It's not Ukraine's current leadership that will sign EU integration agreements
The European Commission has suggested that EU member states initiate talks regarding Ukraine joining the European Union
Ursula von der Leyen, head of the European Commission, highlighted this move as historic, and rightfully so. It will help Ukraine distance itself permanently from its Soviet and imperial history and the "Russian world."
This decision is not yet final. It awaits approval at the EU summit on December 14.
Before the EU approves the negotiation framework in March of next year, Ukraine must meet four conditions. This document will serve as the starting point for talks on Ukraine's entry into the European Union.
Ukraine must meet the following conditions:
- Approve the government's proposed law to increase the staff of the National Anti-Corruption Bureau of Ukraine.
- Remove from the Law on Prevention of Corruption regulations that limit NACP's authority to continue verifying assets that have already undergone inspection. Also, eliminate restrictions on the agency's authority to check the property acquired by declarants before entering civil service.
- In the context of de-oligarchization, endorse a lobbying law aligned with European standards.
- Enact a law considering the remaining recommendations from the June and October 2023 Venice Commission, particularly those related to the law on national minorities. Also, address Venice Commission recommendations concerning laws on the state language, media, and education.
In my view, pursuing EU membership shouldn't lead to compromises that harm Ukraine's national interests. Joining the EU won't happen overnight; it's a lengthy process requiring Ukraine to meet various conditions and align its laws with EU standards. This involves more than just passing legislation—it's about implementing standards in real-life situations, especially in politics.

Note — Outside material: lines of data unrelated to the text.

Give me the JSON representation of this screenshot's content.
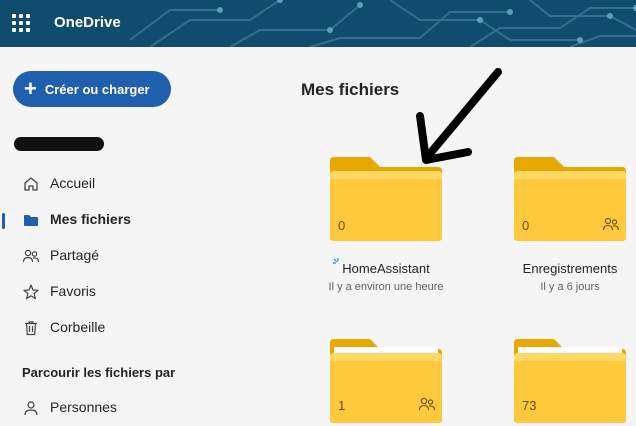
{
  "app": {
    "title": "OneDrive"
  },
  "sidebar": {
    "create_label": "Créer ou charger",
    "items": [
      {
        "label": "Accueil",
        "icon": "home-icon"
      },
      {
        "label": "Mes fichiers",
        "icon": "folder-icon",
        "active": true
      },
      {
        "label": "Partagé",
        "icon": "people-icon"
      },
      {
        "label": "Favoris",
        "icon": "star-icon"
      },
      {
        "label": "Corbeille",
        "icon": "trash-icon"
      }
    ],
    "browse_heading": "Parcourir les fichiers par",
    "browse_items": [
      {
        "label": "Personnes",
        "icon": "person-icon"
      }
    ]
  },
  "main": {
    "title": "Mes fichiers",
    "folders": [
      {
        "name": "HomeAssistant",
        "date": "Il y a environ une heure",
        "count": "0",
        "shared": false,
        "syncing": true
      },
      {
        "name": "Enregistrements",
        "date": "Il y a 6 jours",
        "count": "0",
        "shared": true
      },
      {
        "name": "",
        "date": "",
        "count": "1",
        "shared": true
      },
      {
        "name": "",
        "date": "",
        "count": "73",
        "shared": false
      }
    ]
  },
  "colors": {
    "header": "#0f4c6e",
    "accent": "#1f5fae",
    "folder": "#ffc83d"
  }
}
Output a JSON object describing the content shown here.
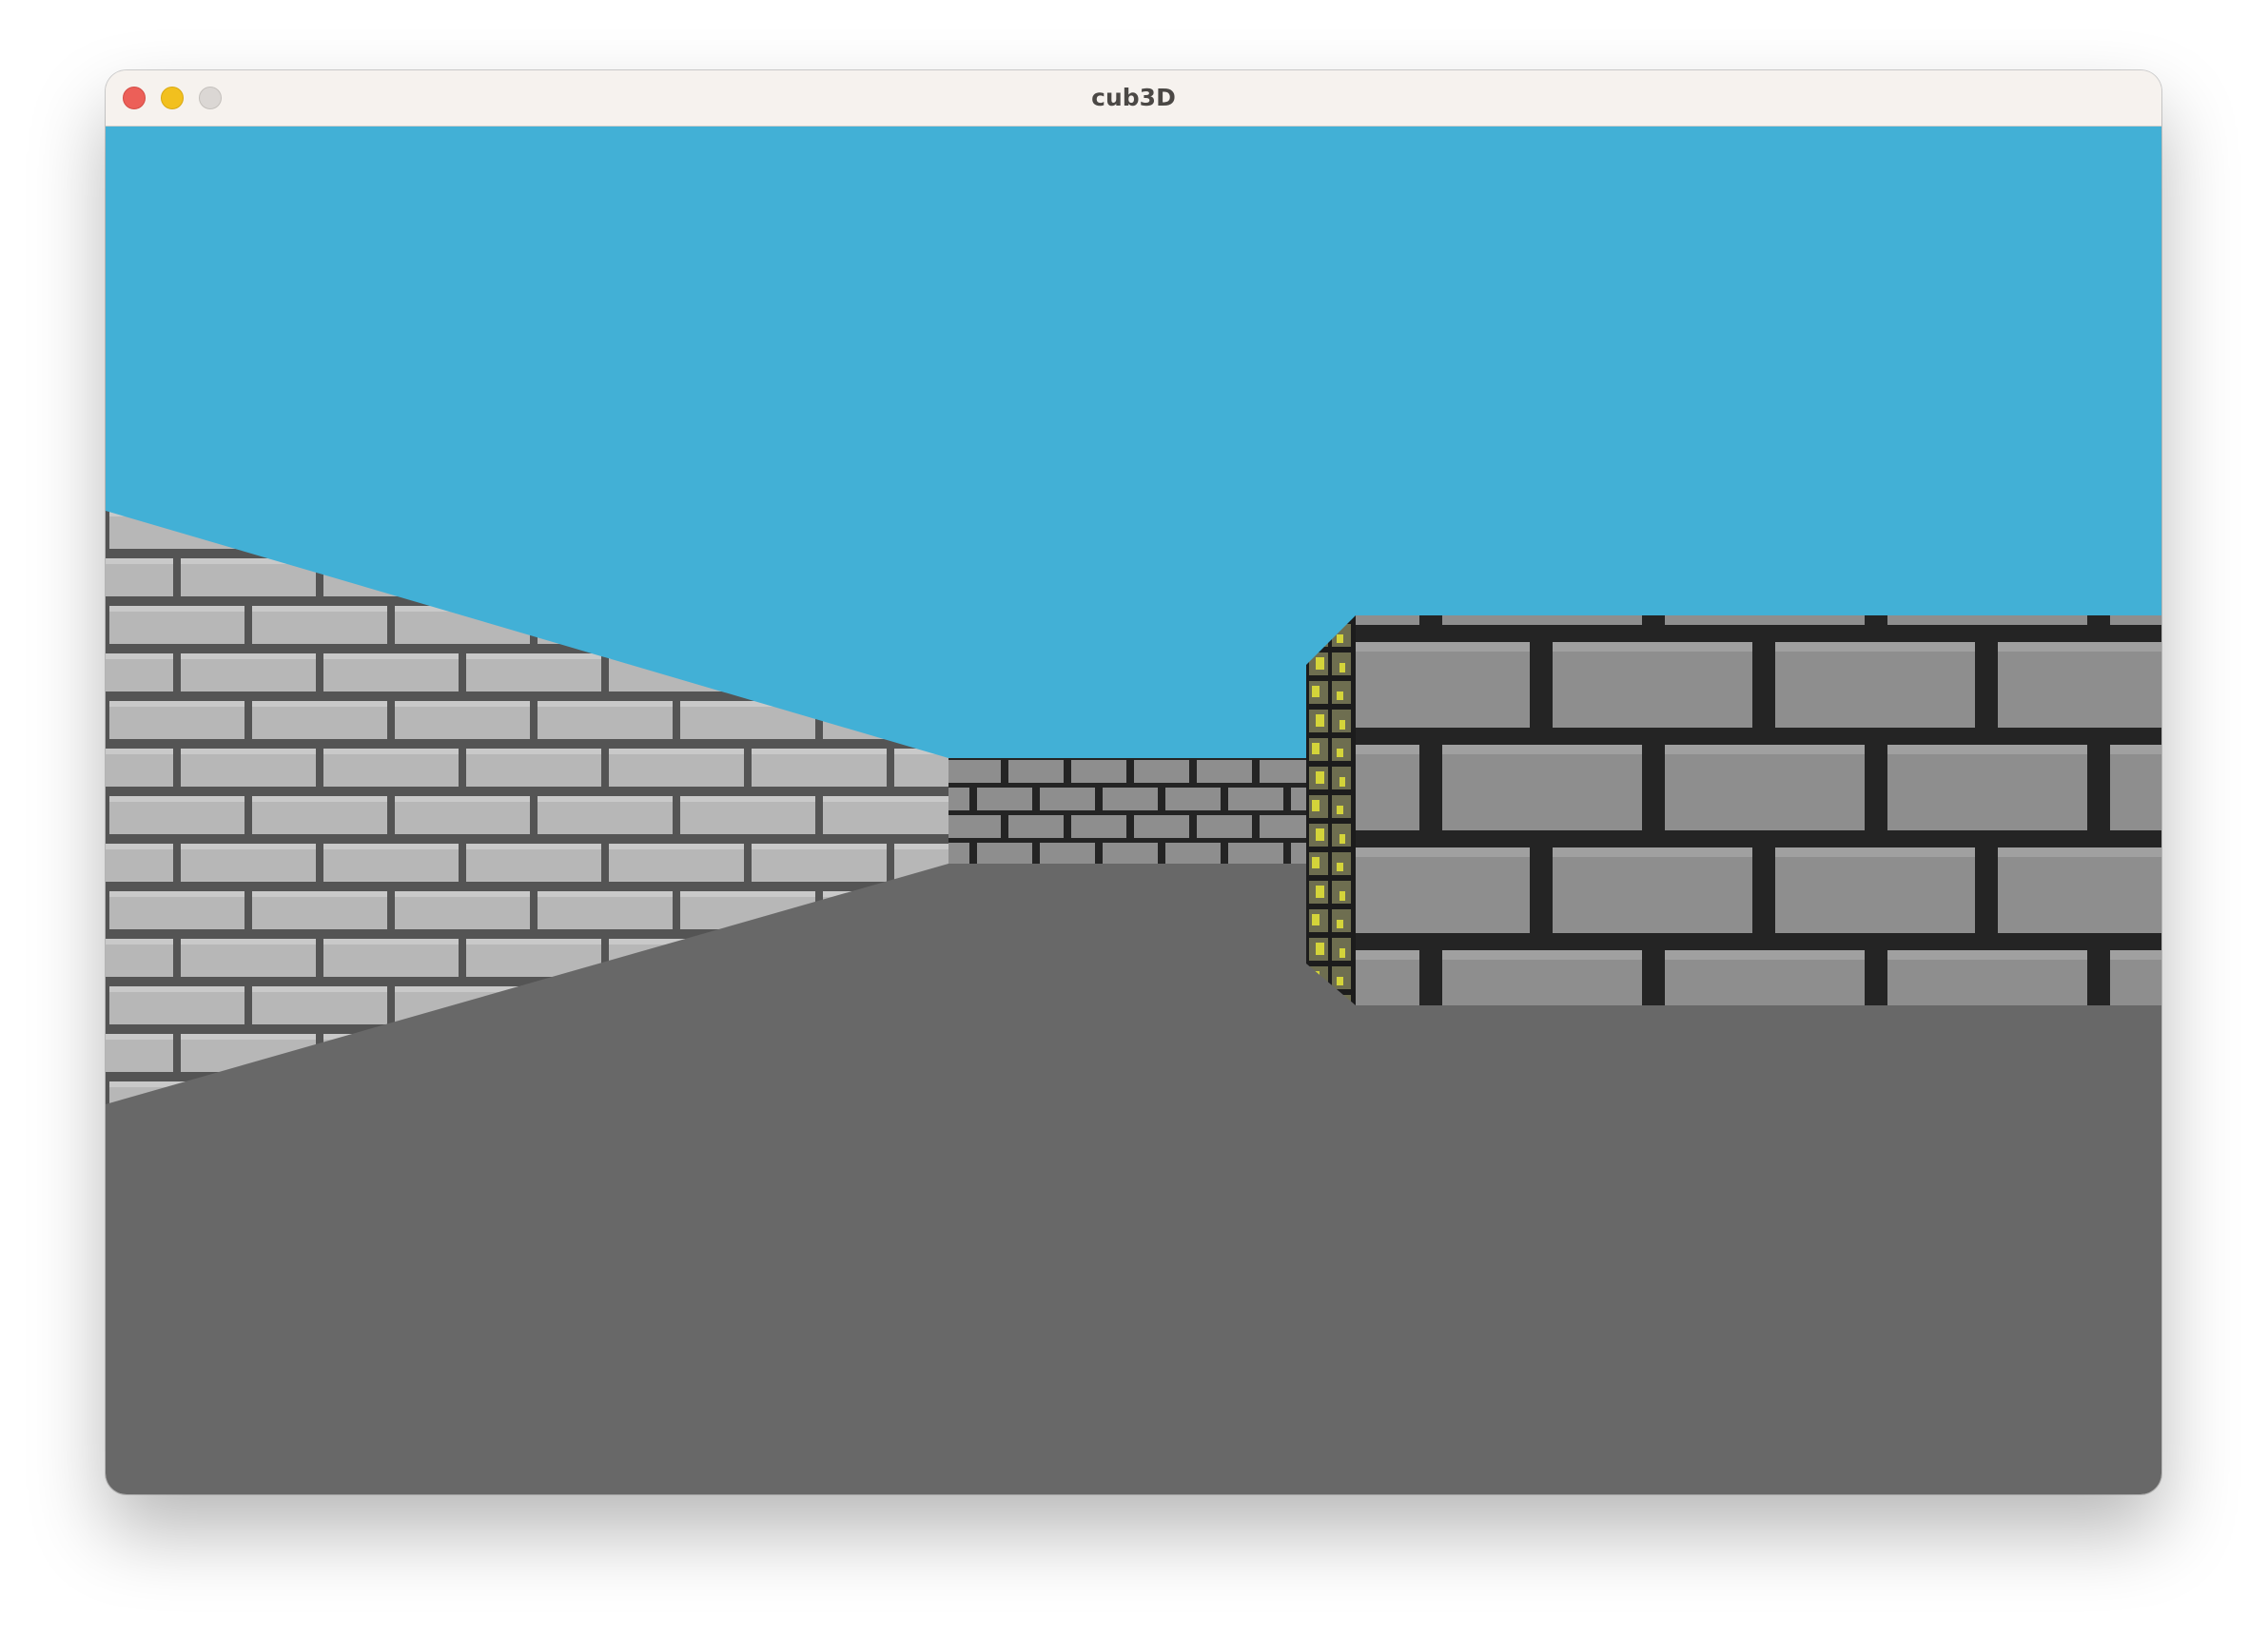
{
  "window": {
    "title": "cub3D",
    "traffic_lights": {
      "close": {
        "color": "#ec5f58",
        "border": "#d44c45"
      },
      "minimize": {
        "color": "#f2c01e",
        "border": "#d9a914"
      },
      "zoom": {
        "color": "#dbd7d4",
        "border": "#c4c0bc"
      }
    }
  },
  "scene": {
    "ceiling_color": "#42b0d6",
    "floor_color": "#686868",
    "textures": {
      "light_stone": {
        "brick": "#bfbfbf",
        "mortar": "#585858",
        "highlight": "#d2d2d2"
      },
      "dark_stone": {
        "brick": "#8e8e8e",
        "mortar": "#242424",
        "highlight": "#a0a0a0"
      },
      "mossy_stone": {
        "brick": "#6e6e50",
        "mortar": "#1c1c1c",
        "moss": "#d4d43a"
      }
    }
  }
}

I'm particularly uneasy about the fourth requirement regarding national minorities and the Venice Commission's suggestions for changes in state language, media, and education laws.

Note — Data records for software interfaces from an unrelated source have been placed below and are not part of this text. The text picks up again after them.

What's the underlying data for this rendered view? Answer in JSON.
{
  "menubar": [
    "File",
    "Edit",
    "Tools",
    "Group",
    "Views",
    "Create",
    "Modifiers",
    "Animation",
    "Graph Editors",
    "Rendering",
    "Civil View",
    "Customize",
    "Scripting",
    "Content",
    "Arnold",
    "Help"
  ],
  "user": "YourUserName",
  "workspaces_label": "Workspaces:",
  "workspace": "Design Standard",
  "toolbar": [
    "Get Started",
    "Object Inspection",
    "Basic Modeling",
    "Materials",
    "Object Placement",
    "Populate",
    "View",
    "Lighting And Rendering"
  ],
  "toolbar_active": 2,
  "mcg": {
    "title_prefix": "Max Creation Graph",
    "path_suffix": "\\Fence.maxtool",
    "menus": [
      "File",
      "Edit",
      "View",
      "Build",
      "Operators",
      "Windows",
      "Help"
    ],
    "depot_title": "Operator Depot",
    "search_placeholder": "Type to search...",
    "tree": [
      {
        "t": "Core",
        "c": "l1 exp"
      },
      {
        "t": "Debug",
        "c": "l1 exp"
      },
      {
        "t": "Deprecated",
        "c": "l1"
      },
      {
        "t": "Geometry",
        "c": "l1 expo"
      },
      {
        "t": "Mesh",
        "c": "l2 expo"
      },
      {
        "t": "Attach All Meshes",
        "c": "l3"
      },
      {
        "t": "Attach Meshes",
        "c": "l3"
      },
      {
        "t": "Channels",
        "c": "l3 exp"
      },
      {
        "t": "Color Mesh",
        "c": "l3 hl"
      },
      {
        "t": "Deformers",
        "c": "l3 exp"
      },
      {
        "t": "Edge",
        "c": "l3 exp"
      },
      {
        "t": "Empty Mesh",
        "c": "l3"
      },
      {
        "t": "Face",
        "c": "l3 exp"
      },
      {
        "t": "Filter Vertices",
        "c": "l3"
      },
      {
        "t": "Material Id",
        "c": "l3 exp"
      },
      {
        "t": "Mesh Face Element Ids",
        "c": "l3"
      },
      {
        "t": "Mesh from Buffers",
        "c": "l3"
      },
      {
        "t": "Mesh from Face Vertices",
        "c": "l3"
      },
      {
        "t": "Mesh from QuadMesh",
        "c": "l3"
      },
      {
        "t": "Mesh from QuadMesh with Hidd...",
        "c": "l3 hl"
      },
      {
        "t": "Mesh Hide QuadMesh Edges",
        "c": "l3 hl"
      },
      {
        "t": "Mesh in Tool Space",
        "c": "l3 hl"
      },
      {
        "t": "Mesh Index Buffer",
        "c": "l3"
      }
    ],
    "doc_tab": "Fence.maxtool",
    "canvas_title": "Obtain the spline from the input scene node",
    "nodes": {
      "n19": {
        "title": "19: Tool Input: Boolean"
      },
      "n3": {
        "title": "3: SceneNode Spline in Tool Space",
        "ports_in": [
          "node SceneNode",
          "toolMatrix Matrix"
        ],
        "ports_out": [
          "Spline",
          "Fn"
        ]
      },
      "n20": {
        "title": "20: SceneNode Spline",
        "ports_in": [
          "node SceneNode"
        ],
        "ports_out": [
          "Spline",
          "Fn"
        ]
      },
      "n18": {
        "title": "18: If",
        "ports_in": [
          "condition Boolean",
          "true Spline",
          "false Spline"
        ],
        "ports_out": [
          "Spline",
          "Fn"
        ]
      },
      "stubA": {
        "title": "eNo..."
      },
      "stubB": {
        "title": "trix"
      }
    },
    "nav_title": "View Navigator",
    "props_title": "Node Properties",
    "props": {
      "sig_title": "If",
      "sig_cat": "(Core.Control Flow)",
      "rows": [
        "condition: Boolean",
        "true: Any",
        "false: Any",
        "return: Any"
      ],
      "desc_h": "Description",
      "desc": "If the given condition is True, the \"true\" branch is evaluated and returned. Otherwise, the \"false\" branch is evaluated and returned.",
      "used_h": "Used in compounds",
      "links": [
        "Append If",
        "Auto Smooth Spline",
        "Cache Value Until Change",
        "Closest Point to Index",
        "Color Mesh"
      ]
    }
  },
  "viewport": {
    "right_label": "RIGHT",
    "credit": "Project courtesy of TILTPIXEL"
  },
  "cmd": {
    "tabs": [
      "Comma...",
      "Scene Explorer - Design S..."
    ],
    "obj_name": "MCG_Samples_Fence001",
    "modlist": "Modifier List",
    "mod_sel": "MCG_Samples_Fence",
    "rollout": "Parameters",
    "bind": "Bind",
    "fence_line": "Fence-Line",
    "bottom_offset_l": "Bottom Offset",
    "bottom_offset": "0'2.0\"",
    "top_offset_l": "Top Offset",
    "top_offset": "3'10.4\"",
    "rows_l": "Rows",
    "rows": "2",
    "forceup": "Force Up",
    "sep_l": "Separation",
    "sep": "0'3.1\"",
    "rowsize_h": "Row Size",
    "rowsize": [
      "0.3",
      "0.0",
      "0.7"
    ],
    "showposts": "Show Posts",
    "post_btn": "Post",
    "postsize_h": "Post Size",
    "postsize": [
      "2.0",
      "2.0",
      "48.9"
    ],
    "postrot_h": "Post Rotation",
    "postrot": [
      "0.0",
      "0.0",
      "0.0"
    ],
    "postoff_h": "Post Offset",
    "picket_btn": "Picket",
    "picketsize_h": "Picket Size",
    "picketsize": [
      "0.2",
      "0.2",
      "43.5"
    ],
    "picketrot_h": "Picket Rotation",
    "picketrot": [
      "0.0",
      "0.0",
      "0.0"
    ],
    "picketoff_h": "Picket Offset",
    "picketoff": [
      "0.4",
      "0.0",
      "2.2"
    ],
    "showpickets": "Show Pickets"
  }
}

Adhering to recommendations becomes impossible if they restrict the use of the Ukrainian language in Ukraine. Contrary to some officials' claims that these changes won't affect knowledge of the Ukrainian language, the issue extends beyond just learning the language. It involves ensuring that the Ukrainian language is not restricted in media and education.
I strongly believe that Ukrainian should be the language of international communication in Ukraine, not just the official state language as outlined in the Constitution.
Furthermore, it would be wise for the current authorities to halt the hype about Ukraine joining the EU. The current leadership is unlikely to sign off on Ukraine's EU membership. Statements by Vice Premier on European Integration, Olha Stefanishyna, suggesting that Ukraine can complete EU entry negotiations in two years, are unrealistic.
Under the current corrupt government, this is highly – highly – unlikely.
While laws may be passed to address corruption, the reality is that the authorities continue to steal from the Ukrainian people, the national budget, and foreign aid on an unprecedented scale, amounting to billions of hryvnias.
The authorities can still attempt to deceive our partners, although I doubt its effectiveness. The Ukrainian people, however, are well aware of the corruption and looting situation in Ukraine.
According to a survey commissioned by the Dzerkalo Tyzhnia newspaper and conducted by the Razumkov Center's sociological service, the majority of citizens believe that a high level of corruption, not war, poses the main obstacle to Ukraine's accession to the EU.
51.7% of respondents named corruption as the greatest obstacle to Ukraine's EU accession, while only 19% cited war.
This reflects a verdict on the current Ukrainian government, which, despite telling positive news on TV, fails to convince the majority that 2 + 2 = 5.
EU integration is possible through the negotiation process that will oblige power in Ukraine to make the necessary decisions that will make it impossible for the current power to exist in an unnatural environment, creating a system that excludes looters, incompetents, and traitors in power.
About the author. Vitaliy Bala, political scientist, political consultant, director of the Agency of Situations Modeling
The editorial board does not always share the opinions expressed by the blog authors.